In Europe, British Prime Minister Tony Blair was reelected in July 2001. But this prominent Third Way leader’s electoral success reflected the inadequacies of his conservative opponents rather than a stellar record of policy accomplishment.

Although Blair has withstood the pressure from his party’s socialist base to raise income taxes, such fiscal parsimony doesn’t tell the whole story. After all, various sources of indirect taxation have increased significantly. Frequent microeconomic meddling, including the introduction of a minimum wage, has balanced Blair’s relative inactivity on the macroeconomic front. Regrettably, Blair brought a somewhat illiberal streak to criminal justice and social regulation issues that emphasizes social conformity over the pursuit of individual preferences.

German Chancellor Gerhard Schroeder, continental Europe’s leading Third Wayer, has had a far rougher political ride. Given the poor economy, symbolized by significant joblessness, Schroeder’s September reelection was surprising. Early on, his government did introduce minor tax and spending reductions and proposed a market-oriented reform of the government-funded social security retirement program.

But Schroeder quickly lost his reformist way. He did little to change an overly regulated labor market, the principal source of high unemployment. Fiscal policy was reversed and the government provided taxpayer-funded corporate bailouts. Schroeder’s political fortunes were rescued by two fateful events during the campaign: his adroit handling of a flooding crisis (he promised to throw lots of money at the problem) and his vociferous opposition to a U.S.-led invasion of Iraq.

Dutch Prime Minister Wim Kok was also a pillar of the Third Way movement. But in May Dutch voters threw out Kok’s eight-year-old center-left coalition government and replaced it with the right-wing opposition. Such was the extent of popular discontent that the parties comprising the center-left coalition were relegated to third and fourth place, respectively.

During the 1990s, Prime Ministers Romano Prodi and Massimo D’Alema expounded the promise of an Italian Third Way. However, the governing center-left coalition’s unwillingness to address the structural problems handicapping the Italian economy (e.g., high taxes and government spending combined with heavy state ownership) inadvertently produced a political climate ripe for change. In last year’s election, the incumbent Third Wayers were deposed by Silvio Berlusconi’s right-wing Freedom Alliance.
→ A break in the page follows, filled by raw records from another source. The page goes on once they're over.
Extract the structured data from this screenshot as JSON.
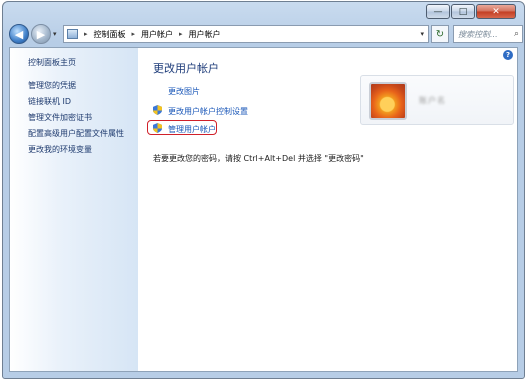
{
  "window": {
    "minimize_label": "—",
    "maximize_label": "□",
    "close_label": "✕"
  },
  "nav": {
    "back_glyph": "◀",
    "forward_glyph": "▶",
    "dropdown_glyph": "▾"
  },
  "address": {
    "breadcrumb": [
      "控制面板",
      "用户帐户",
      "用户帐户"
    ],
    "separator": "▸",
    "dropdown_glyph": "▾",
    "refresh_glyph": "↻"
  },
  "search": {
    "placeholder": "搜索控制...",
    "icon_glyph": "⌕"
  },
  "sidebar": {
    "items": [
      {
        "label": "控制面板主页"
      },
      {
        "label": "管理您的凭据"
      },
      {
        "label": "链接联机 ID"
      },
      {
        "label": "管理文件加密证书"
      },
      {
        "label": "配置高级用户配置文件属性"
      },
      {
        "label": "更改我的环境变量"
      }
    ]
  },
  "main": {
    "help_glyph": "?",
    "title": "更改用户帐户",
    "links": {
      "change_picture": "更改图片",
      "uac_settings": "更改用户帐户控制设置",
      "manage_accounts": "管理用户帐户"
    },
    "note": "若要更改您的密码，请按 Ctrl+Alt+Del 并选择 \"更改密码\"",
    "user": {
      "name": "账户名"
    }
  },
  "colors": {
    "link": "#1a57b8",
    "title": "#1e3c7a",
    "highlight_border": "#d0202a"
  }
}
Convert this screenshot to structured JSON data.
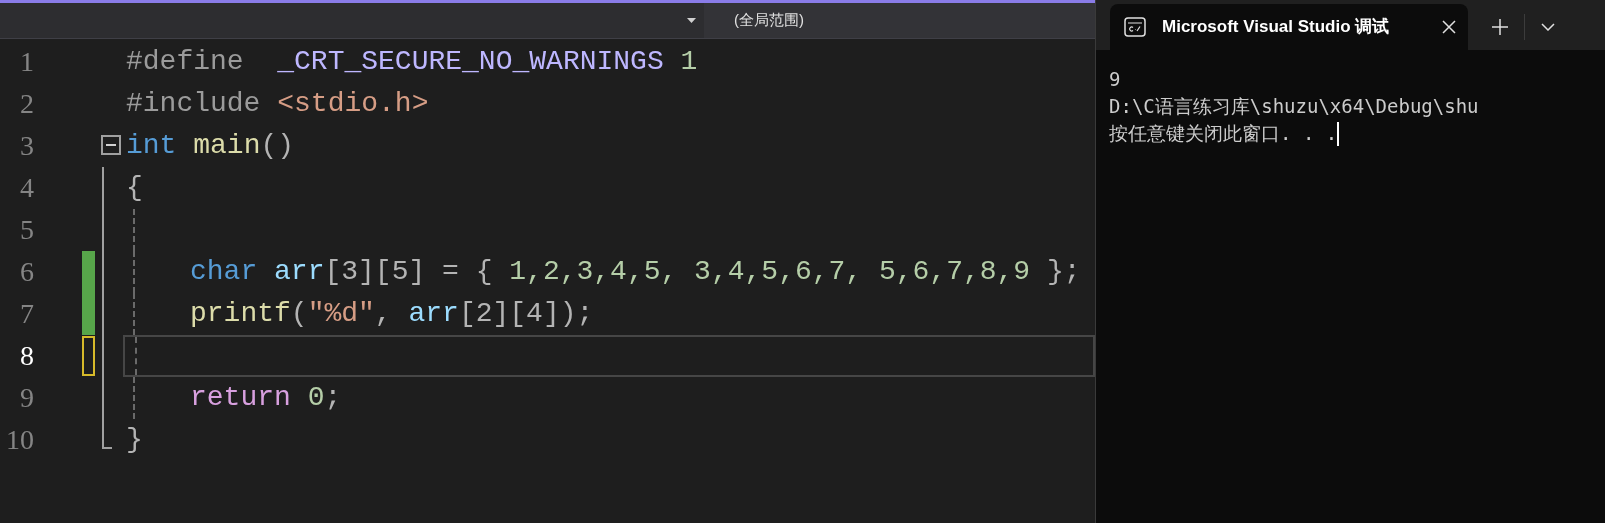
{
  "editor": {
    "scope_dropdown": "(全局范围)",
    "lines": [
      {
        "number": "1",
        "indented": false,
        "current": false,
        "foldable": false,
        "modified": false,
        "tokens": [
          {
            "text": "#define  ",
            "kind": "preprocessor"
          },
          {
            "text": "_CRT_SECURE_NO_WARNINGS",
            "kind": "macro"
          },
          {
            "text": " 1",
            "kind": "number"
          }
        ]
      },
      {
        "number": "2",
        "indented": false,
        "current": false,
        "foldable": false,
        "modified": false,
        "tokens": [
          {
            "text": "#include ",
            "kind": "preprocessor"
          },
          {
            "text": "<stdio.h>",
            "kind": "string"
          }
        ]
      },
      {
        "number": "3",
        "indented": false,
        "current": false,
        "foldable": true,
        "modified": false,
        "tokens": [
          {
            "text": "int",
            "kind": "keyword"
          },
          {
            "text": " main",
            "kind": "function"
          },
          {
            "text": "()",
            "kind": "punct"
          }
        ]
      },
      {
        "number": "4",
        "indented": false,
        "current": false,
        "foldable": false,
        "modified": false,
        "tokens": [
          {
            "text": "{",
            "kind": "punct"
          }
        ]
      },
      {
        "number": "5",
        "indented": true,
        "current": false,
        "foldable": false,
        "modified": false
      },
      {
        "number": "6",
        "indented": true,
        "current": false,
        "foldable": false,
        "modified": true,
        "saved": true,
        "tokens": [
          {
            "text": "char",
            "kind": "keyword"
          },
          {
            "text": " arr",
            "kind": "variable"
          },
          {
            "text": "[3][5] = { ",
            "kind": "punct"
          },
          {
            "text": "1,2,3,4,5, 3,4,5,6,7, 5,6,7,8,9",
            "kind": "number"
          },
          {
            "text": " };",
            "kind": "punct"
          }
        ]
      },
      {
        "number": "7",
        "indented": true,
        "current": false,
        "foldable": false,
        "modified": true,
        "saved": true,
        "tokens": [
          {
            "text": "printf",
            "kind": "function"
          },
          {
            "text": "(",
            "kind": "punct"
          },
          {
            "text": "\"%d\"",
            "kind": "string"
          },
          {
            "text": ", ",
            "kind": "punct"
          },
          {
            "text": "arr",
            "kind": "variable"
          },
          {
            "text": "[2][4]);",
            "kind": "punct"
          }
        ]
      },
      {
        "number": "8",
        "indented": true,
        "current": true,
        "foldable": false,
        "modified": true,
        "saved": false
      },
      {
        "number": "9",
        "indented": true,
        "current": false,
        "foldable": false,
        "modified": false,
        "tokens": [
          {
            "text": "return",
            "kind": "control"
          },
          {
            "text": " 0",
            "kind": "number"
          },
          {
            "text": ";",
            "kind": "punct"
          }
        ]
      },
      {
        "number": "10",
        "indented": false,
        "current": false,
        "foldable": false,
        "modified": false,
        "tokens": [
          {
            "text": "}",
            "kind": "punct"
          }
        ]
      }
    ]
  },
  "terminal": {
    "tab_title": "Microsoft Visual Studio 调试",
    "output": [
      "9",
      "D:\\C语言练习库\\shuzu\\x64\\Debug\\shu",
      "按任意键关闭此窗口. . ."
    ]
  }
}
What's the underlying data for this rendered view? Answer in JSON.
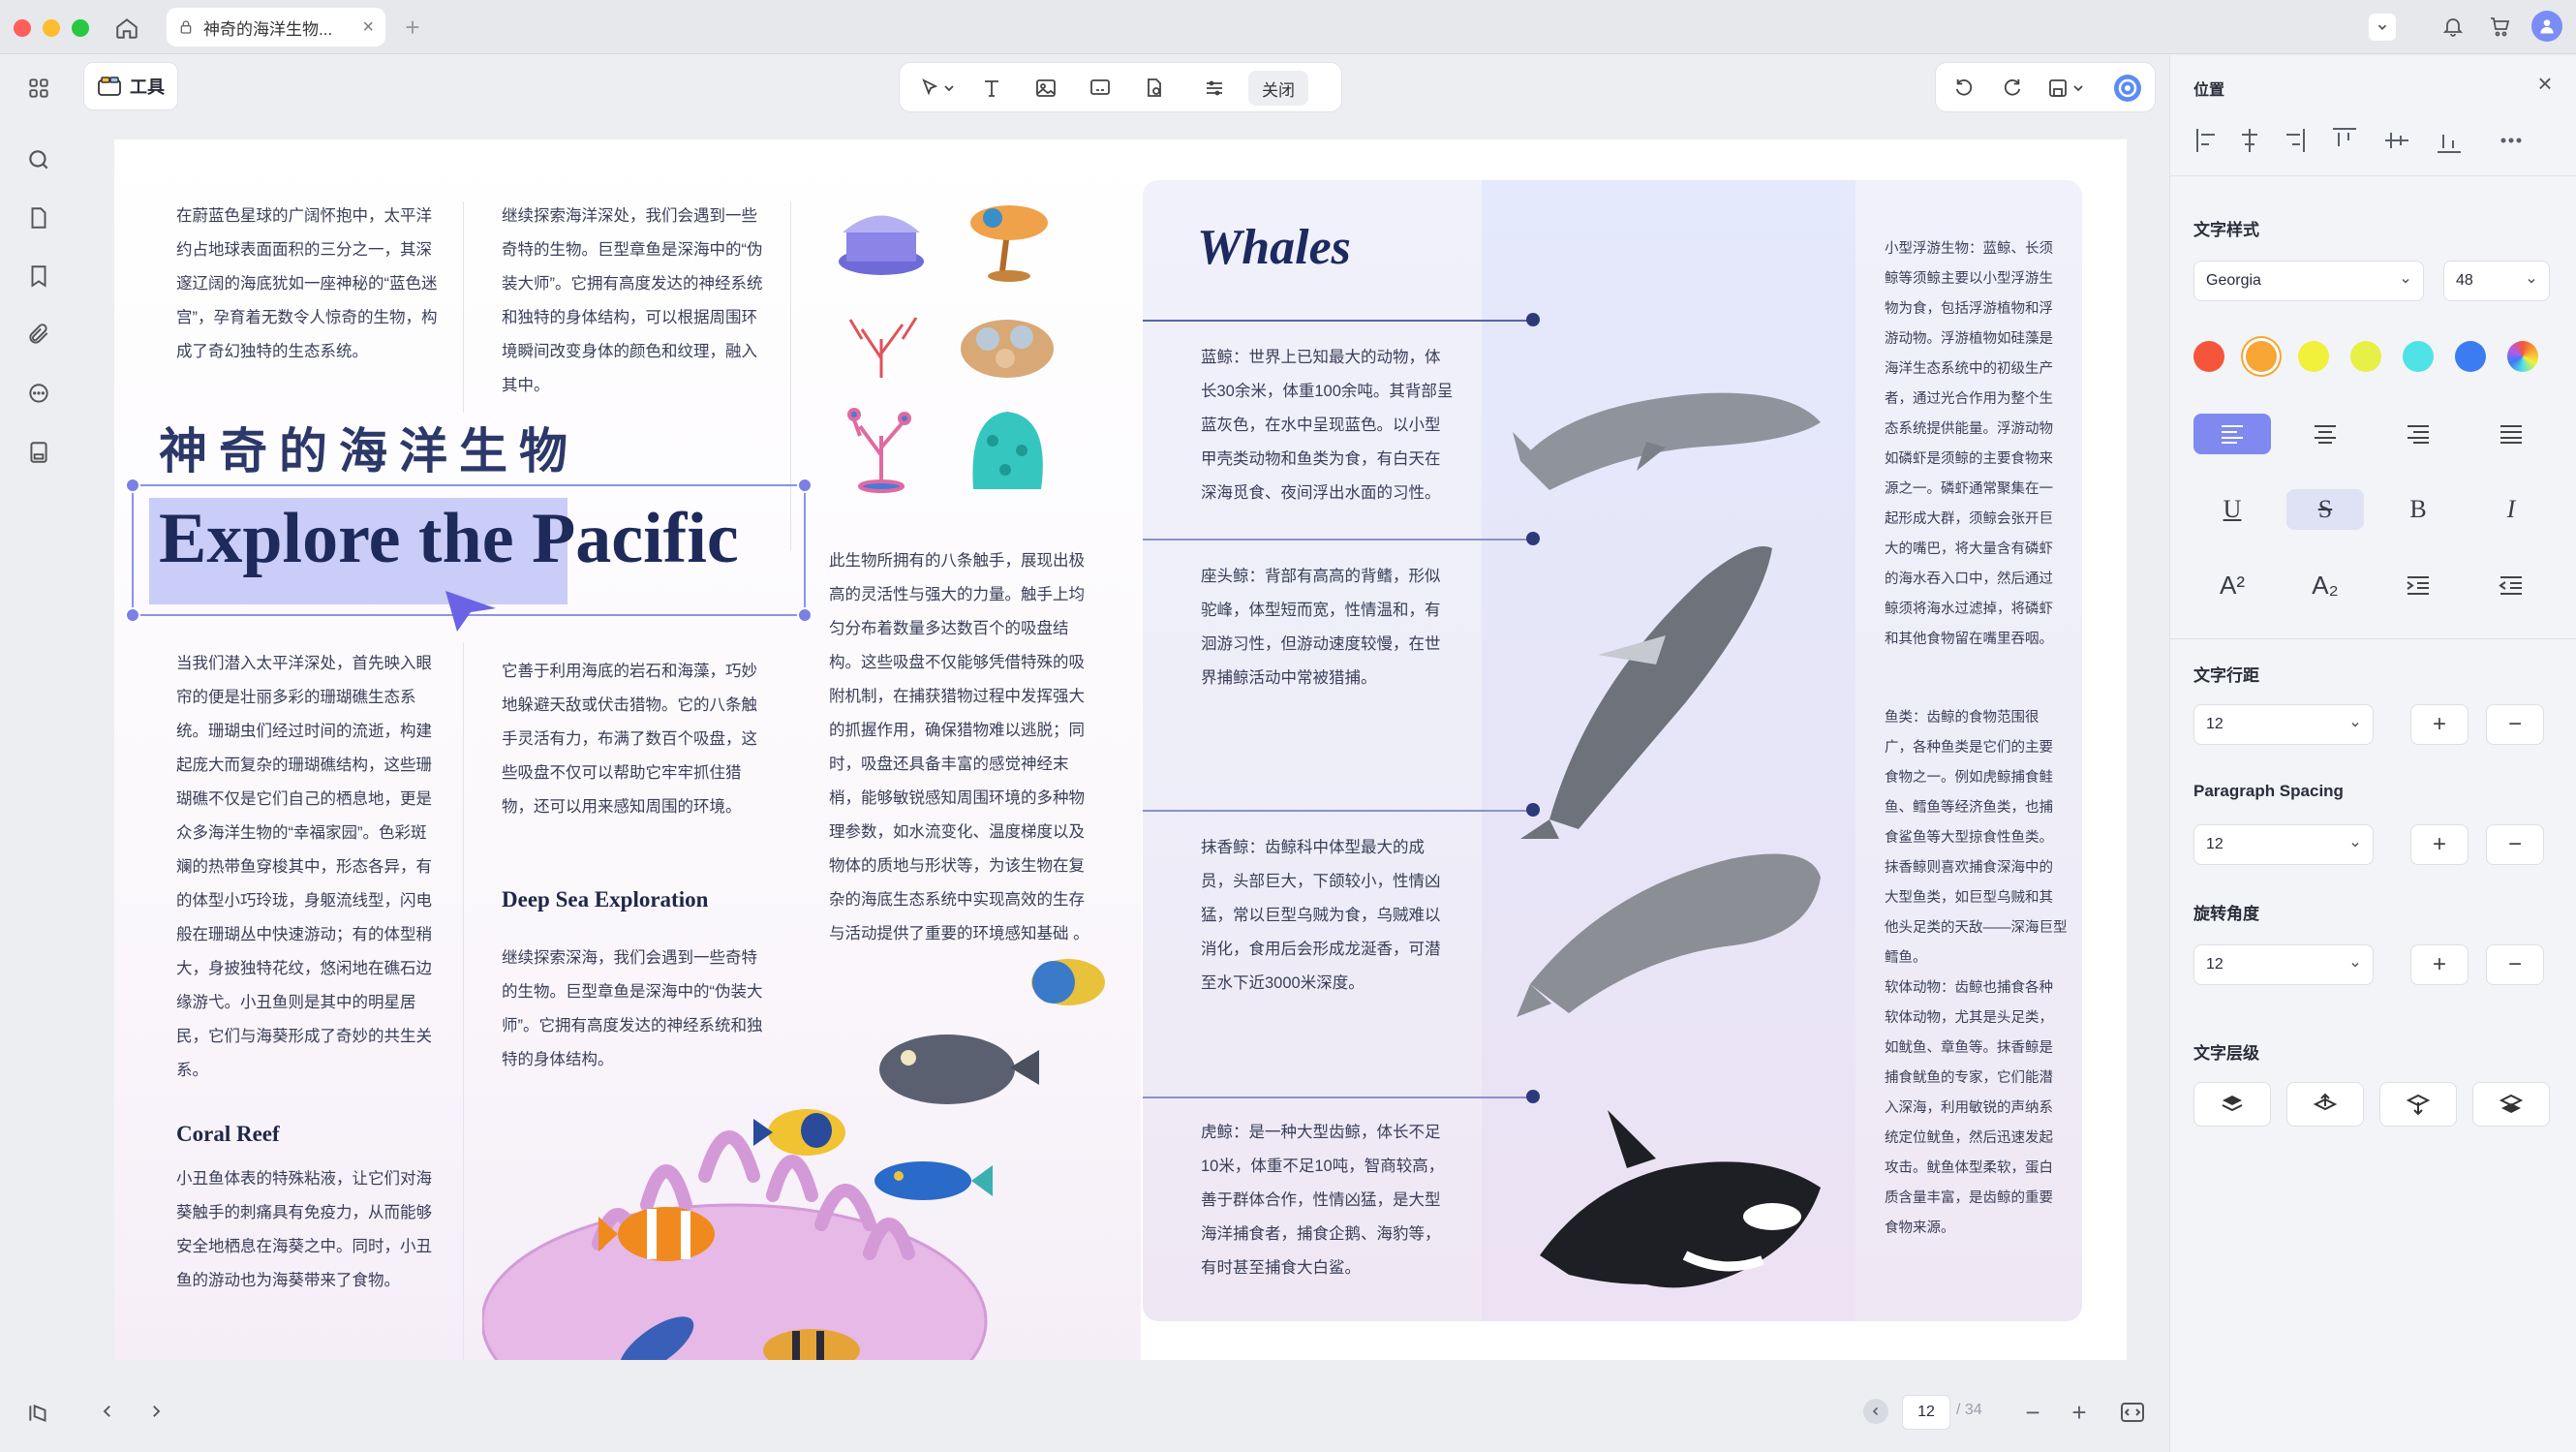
{
  "window": {
    "tab_title": "神奇的海洋生物...",
    "traffic_colors": [
      "#fe5f57",
      "#febc2e",
      "#28c840"
    ]
  },
  "toolbar": {
    "tools_label": "工具",
    "close_label": "关闭"
  },
  "document": {
    "left_page": {
      "intro_col1": [
        "在蔚蓝色星球的广阔怀抱中，太平洋",
        "约占地球表面面积的三分之一，其深",
        "邃辽阔的海底犹如一座神秘的“蓝色迷",
        "宫”，孕育着无数令人惊奇的生物，构",
        "成了奇幻独特的生态系统。"
      ],
      "intro_col2": [
        "继续探索海洋深处，我们会遇到一些",
        "奇特的生物。巨型章鱼是深海中的“伪",
        "装大师”。它拥有高度发达的神经系统",
        "和独特的身体结构，可以根据周围环",
        "境瞬间改变身体的颜色和纹理，融入",
        "其中。"
      ],
      "zh_title": "神奇的海洋生物",
      "en_title_part1": "Explore the",
      "en_title_part2": " Pacific",
      "body_col1": [
        "当我们潜入太平洋深处，首先映入眼",
        "帘的便是壮丽多彩的珊瑚礁生态系",
        "统。珊瑚虫们经过时间的流逝，构建",
        "起庞大而复杂的珊瑚礁结构，这些珊",
        "瑚礁不仅是它们自己的栖息地，更是",
        "众多海洋生物的“幸福家园”。色彩斑",
        "斓的热带鱼穿梭其中，形态各异，有",
        "的体型小巧玲珑，身躯流线型，闪电",
        "般在珊瑚丛中快速游动；有的体型稍",
        "大，身披独特花纹，悠闲地在礁石边",
        "缘游弋。小丑鱼则是其中的明星居",
        "民，它们与海葵形成了奇妙的共生关",
        "系。"
      ],
      "body_col2": [
        "它善于利用海底的岩石和海藻，巧妙",
        "地躲避天敌或伏击猎物。它的八条触",
        "手灵活有力，布满了数百个吸盘，这",
        "些吸盘不仅可以帮助它牢牢抓住猎",
        "物，还可以用来感知周围的环境。"
      ],
      "deep_sea_title": "Deep Sea Exploration",
      "deep_sea_text": [
        "继续探索深海，我们会遇到一些奇特",
        "的生物。巨型章鱼是深海中的“伪装大",
        "师”。它拥有高度发达的神经系统和独",
        "特的身体结构。"
      ],
      "coral_title": "Coral Reef",
      "coral_text": [
        "小丑鱼体表的特殊粘液，让它们对海",
        "葵触手的刺痛具有免疫力，从而能够",
        "安全地栖息在海葵之中。同时，小丑",
        "鱼的游动也为海葵带来了食物。"
      ],
      "body_col3": [
        "此生物所拥有的八条触手，展现出极",
        "高的灵活性与强大的力量。触手上均",
        "匀分布着数量多达数百个的吸盘结",
        "构。这些吸盘不仅能够凭借特殊的吸",
        "附机制，在捕获猎物过程中发挥强大",
        "的抓握作用，确保猎物难以逃脱；同",
        "时，吸盘还具备丰富的感觉神经末",
        "梢，能够敏锐感知周围环境的多种物",
        "理参数，如水流变化、温度梯度以及",
        "物体的质地与形状等，为该生物在复",
        "杂的海底生态系统中实现高效的生存",
        "与活动提供了重要的环境感知基础 。"
      ]
    },
    "right_page": {
      "title": "Whales",
      "entries": [
        [
          "蓝鲸：世界上已知最大的动物，体",
          "长30余米，体重100余吨。其背部呈",
          "蓝灰色，在水中呈现蓝色。以小型",
          "甲壳类动物和鱼类为食，有白天在",
          "深海觅食、夜间浮出水面的习性。"
        ],
        [
          "座头鲸：背部有高高的背鳍，形似",
          "驼峰，体型短而宽，性情温和，有",
          "洄游习性，但游动速度较慢，在世",
          "界捕鲸活动中常被猎捕。"
        ],
        [
          "抹香鲸：齿鲸科中体型最大的成",
          "员，头部巨大，下颌较小，性情凶",
          "猛，常以巨型乌贼为食，乌贼难以",
          "消化，食用后会形成龙涎香，可潜",
          "至水下近3000米深度。"
        ],
        [
          "虎鲸：是一种大型齿鲸，体长不足",
          "10米，体重不足10吨，智商较高，",
          "善于群体合作，性情凶猛，是大型",
          "海洋捕食者，捕食企鹅、海豹等，",
          "有时甚至捕食大白鲨。"
        ]
      ],
      "side_text_1": [
        "小型浮游生物：蓝鲸、长须",
        "鲸等须鲸主要以小型浮游生",
        "物为食，包括浮游植物和浮",
        "游动物。浮游植物如硅藻是",
        "海洋生态系统中的初级生产",
        "者，通过光合作用为整个生",
        "态系统提供能量。浮游动物",
        "如磷虾是须鲸的主要食物来",
        "源之一。磷虾通常聚集在一",
        "起形成大群，须鲸会张开巨",
        "大的嘴巴，将大量含有磷虾",
        "的海水吞入口中，然后通过",
        "鲸须将海水过滤掉，将磷虾",
        "和其他食物留在嘴里吞咽。"
      ],
      "side_text_2": [
        "鱼类：齿鲸的食物范围很",
        "广，各种鱼类是它们的主要",
        "食物之一。例如虎鲸捕食鲑",
        "鱼、鳕鱼等经济鱼类，也捕",
        "食鲨鱼等大型掠食性鱼类。",
        "抹香鲸则喜欢捕食深海中的",
        "大型鱼类，如巨型乌贼和其",
        "他头足类的天敌——深海巨型",
        "鳕鱼。",
        "软体动物：齿鲸也捕食各种",
        "软体动物，尤其是头足类，",
        "如鱿鱼、章鱼等。抹香鲸是",
        "捕食鱿鱼的专家，它们能潜",
        "入深海，利用敏锐的声纳系",
        "统定位鱿鱼，然后迅速发起",
        "攻击。鱿鱼体型柔软，蛋白",
        "质含量丰富，是齿鲸的重要",
        "食物来源。"
      ]
    }
  },
  "pager": {
    "current_page": "12",
    "total": "/ 34"
  },
  "panel": {
    "position_title": "位置",
    "text_style_title": "文字样式",
    "font_family": "Georgia",
    "font_size": "48",
    "colors": [
      "#f4553b",
      "#f7a534",
      "#f1f03a",
      "#e6f046",
      "#4fe3e6",
      "#3b7cf2",
      "rainbow"
    ],
    "line_spacing_title": "文字行距",
    "line_spacing_value": "12",
    "paragraph_spacing_title": "Paragraph Spacing",
    "paragraph_spacing_value": "12",
    "rotation_title": "旋转角度",
    "rotation_value": "12",
    "layer_title": "文字层级",
    "superscript": "A²",
    "subscript": "A₂",
    "bold": "B",
    "italic": "I",
    "underline": "U",
    "strikethrough": "S",
    "plus": "+",
    "minus": "−"
  }
}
Back here, President Clinton’s own brand of Third Wayism reflected a timid, government-knows-best inclination. Clinton raised taxes and attempted to micromanage individuals’ financial decision-making through tax credits. Some Clinton policies resembled fuzzy versions of social conservatism. His extension of the failed War on Drugs is an obvious example. Revealingly, neither Clinton nor Vice President Al Gore could definitively decide whether they were pragmatic, “New Democrat” centrists or economic populists. As a result, Gore wasn’t elected president in 2000.

But how will the Third Way fare in the midterm elections?

It’s helpful, if dispiriting, to look at California. The Third Way’s New Democrat strand has an important adherent in Gov. Gray Davis. But since his 1998 election, Davis has placed particular emphasis upon appeals to labor unions and racial minorities, hence his opposition to school vouchers and support of immoderate affirmative action. The Cato Institute recently awarded Davis an “F” for his fiscal performance.

Consequently, Davis’s expected reelection reflects two realities: first, the political limitations of his conservative opponent, rather than an endorsement of Davis’s flawed performance; and, second, a political ruthlessness on Davis’s part that enthusiastically embraces cutting-edge political marketing techniques.

Davis may be the poster boy for the successful Third Way politician. Although he’s more rhetorically pleasing than the old-school liberal-socialist, in practice he’s equally disposed to limiting our freedom.

Patrick Basham, senior fellow at the Cato Institute’s Center for Representative Government, is the author of “The Third Way: Marketing Mirage or Trojan Horse” (Fraser Institute, 2000).